The most recent state trustee, Vince Matthews, left in March – a year and a half after his appointment – to accept the position of superintendent of San Francisco schools. He was unable to stem the student enrollment drop that’s been plaguing the school district for years. According to the California Department of Education, student enrollment at Inglewood schools has dropped 12 percent in the last five years, that’s three times the percentage of L.A. County’s drop in the same time period.

Student enrollment dropped nearly 600 students in the most recent year. That represents about $6 million in lost state funding. 

In her new job, Melendez de Santa Ana may also oversee layoffs. A June, 2017 letter from the financial office of the L.A. County Office of Education advised the school district that it faced a nearly $5 million deficit in the coming year.

The teachers union is worried about those potential layoffs.

“She will need to listen to all stakeholders,” said Kelly Iwamoto, the president of the Inglewood Teachers’ Association.

Iwamoto agrees that slowing the exodus of students will require supporting current programs such as new dual language programs and improving the district’s struggling high schools.

“The next state administrator has to be somebody that is resilient, because you have to be here for the long haul,” Iwamoto said. Previous Inglewood state-appointed trustees have served for about two years or less, either because of resignation or to take another job.

State officials must sign off on Inglewood’s fiscal and academic improvements before the trustee hands back local control to the school board and a superintendent.

Previous state appointed trustees spent $29 million of a $55 million loan requested from the state. The state will hand back local control when the school district’s finances and academics have been stabilized.

The school district is paying $1.8 million yearly to pay back that loan. The state estimates those payments to go through 2033.

Current Inglewood school officials think Melendez de Santa Ana’s experience running a variety of L.A. county schools will make the difference.

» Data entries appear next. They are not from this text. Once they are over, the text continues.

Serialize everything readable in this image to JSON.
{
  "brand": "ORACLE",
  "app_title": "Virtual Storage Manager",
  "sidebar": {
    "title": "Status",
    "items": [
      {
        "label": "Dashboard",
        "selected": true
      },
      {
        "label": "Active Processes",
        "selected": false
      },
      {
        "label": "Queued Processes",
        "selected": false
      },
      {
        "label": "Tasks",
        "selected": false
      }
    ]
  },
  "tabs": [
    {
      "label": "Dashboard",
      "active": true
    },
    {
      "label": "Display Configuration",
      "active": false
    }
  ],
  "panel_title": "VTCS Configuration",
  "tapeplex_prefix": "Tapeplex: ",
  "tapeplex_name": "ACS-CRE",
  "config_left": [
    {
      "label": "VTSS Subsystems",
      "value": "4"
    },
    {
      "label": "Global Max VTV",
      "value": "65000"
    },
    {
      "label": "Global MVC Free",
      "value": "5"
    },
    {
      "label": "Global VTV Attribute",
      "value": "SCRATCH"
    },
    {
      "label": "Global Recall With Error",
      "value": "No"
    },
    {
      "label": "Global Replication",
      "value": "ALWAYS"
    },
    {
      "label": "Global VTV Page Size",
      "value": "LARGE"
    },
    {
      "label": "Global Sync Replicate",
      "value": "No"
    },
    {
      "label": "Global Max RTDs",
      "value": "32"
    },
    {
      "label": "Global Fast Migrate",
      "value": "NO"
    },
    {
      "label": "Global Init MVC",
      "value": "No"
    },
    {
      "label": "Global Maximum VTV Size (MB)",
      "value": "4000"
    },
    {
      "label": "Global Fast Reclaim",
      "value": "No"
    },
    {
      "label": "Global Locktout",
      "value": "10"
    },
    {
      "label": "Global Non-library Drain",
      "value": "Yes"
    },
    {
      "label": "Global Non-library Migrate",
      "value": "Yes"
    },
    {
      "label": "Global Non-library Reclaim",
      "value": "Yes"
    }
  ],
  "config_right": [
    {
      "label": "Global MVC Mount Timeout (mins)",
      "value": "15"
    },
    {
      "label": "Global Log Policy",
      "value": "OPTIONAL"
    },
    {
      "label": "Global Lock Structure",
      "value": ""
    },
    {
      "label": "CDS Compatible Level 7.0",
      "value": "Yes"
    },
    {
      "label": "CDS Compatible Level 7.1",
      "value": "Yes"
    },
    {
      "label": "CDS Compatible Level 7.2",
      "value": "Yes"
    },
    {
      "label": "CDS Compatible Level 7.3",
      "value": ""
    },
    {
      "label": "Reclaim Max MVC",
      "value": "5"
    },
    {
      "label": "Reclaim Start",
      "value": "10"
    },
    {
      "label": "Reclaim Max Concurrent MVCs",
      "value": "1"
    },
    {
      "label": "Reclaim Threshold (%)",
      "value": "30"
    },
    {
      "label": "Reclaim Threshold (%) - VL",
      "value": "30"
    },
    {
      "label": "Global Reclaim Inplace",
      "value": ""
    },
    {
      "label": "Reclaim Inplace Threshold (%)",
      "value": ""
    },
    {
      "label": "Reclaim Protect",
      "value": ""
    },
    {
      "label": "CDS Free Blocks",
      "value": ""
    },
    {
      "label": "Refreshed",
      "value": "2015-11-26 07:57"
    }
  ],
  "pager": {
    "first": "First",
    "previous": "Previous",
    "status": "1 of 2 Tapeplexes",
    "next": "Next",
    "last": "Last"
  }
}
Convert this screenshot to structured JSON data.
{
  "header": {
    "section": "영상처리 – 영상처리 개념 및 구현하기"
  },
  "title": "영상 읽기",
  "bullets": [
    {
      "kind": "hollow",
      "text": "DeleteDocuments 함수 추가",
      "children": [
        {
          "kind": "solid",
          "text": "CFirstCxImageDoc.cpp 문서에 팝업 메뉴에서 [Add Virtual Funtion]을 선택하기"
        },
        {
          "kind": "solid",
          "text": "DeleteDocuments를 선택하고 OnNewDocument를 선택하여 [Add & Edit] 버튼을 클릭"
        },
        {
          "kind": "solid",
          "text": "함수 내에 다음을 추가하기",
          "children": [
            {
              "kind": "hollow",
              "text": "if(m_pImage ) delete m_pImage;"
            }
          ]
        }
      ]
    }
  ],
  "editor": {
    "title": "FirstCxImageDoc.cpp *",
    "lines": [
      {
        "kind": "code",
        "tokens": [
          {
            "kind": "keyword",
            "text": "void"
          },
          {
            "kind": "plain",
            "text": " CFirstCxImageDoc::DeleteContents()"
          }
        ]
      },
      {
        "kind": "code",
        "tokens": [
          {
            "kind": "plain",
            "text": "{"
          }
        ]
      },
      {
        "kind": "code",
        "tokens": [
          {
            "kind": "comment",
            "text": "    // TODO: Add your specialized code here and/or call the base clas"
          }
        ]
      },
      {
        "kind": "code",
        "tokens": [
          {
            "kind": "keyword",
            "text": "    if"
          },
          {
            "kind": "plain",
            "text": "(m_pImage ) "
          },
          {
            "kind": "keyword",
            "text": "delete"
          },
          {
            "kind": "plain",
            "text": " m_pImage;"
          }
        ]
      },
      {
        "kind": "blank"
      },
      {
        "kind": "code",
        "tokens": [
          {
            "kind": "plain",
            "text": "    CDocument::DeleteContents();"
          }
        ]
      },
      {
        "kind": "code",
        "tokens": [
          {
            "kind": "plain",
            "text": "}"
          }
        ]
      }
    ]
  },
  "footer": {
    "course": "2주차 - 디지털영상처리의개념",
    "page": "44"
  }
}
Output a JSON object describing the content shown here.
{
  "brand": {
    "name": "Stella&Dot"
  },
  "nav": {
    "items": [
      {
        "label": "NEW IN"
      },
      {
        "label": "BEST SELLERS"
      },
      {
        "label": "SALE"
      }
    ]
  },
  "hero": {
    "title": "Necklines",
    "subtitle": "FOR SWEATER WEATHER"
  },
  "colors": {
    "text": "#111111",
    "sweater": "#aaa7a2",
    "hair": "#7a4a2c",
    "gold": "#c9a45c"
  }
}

“I think she can help get the word out there. One of the assets that she brings is that she has a strong local network. She’s here in Los Angeles, she’s familiar with the communities,” said D’Artagnan Scorza, a member of the school board whose third grade son attends Inglewood schools.

Scorza predicts the school district can exit state takeover in three years.

Melendez de Santa Ana is also a trustee of the California State University. She is the first Mexican American to head that school district in recent memory. In recent decades demographic shifts in Inglewood have led the city from a majority African American to a majority Latino population.

Inglewood Unified is one of four school districts currently under state takeover by the state, and the only one in Southern California.

Melendez de Santa Ana has worked at L.A. Unified since 2014. Currently she oversees L.A. Unified’s powerful office of educational services. That unit oversees the running of six divisions in the school district, including transportation, food services and procurement.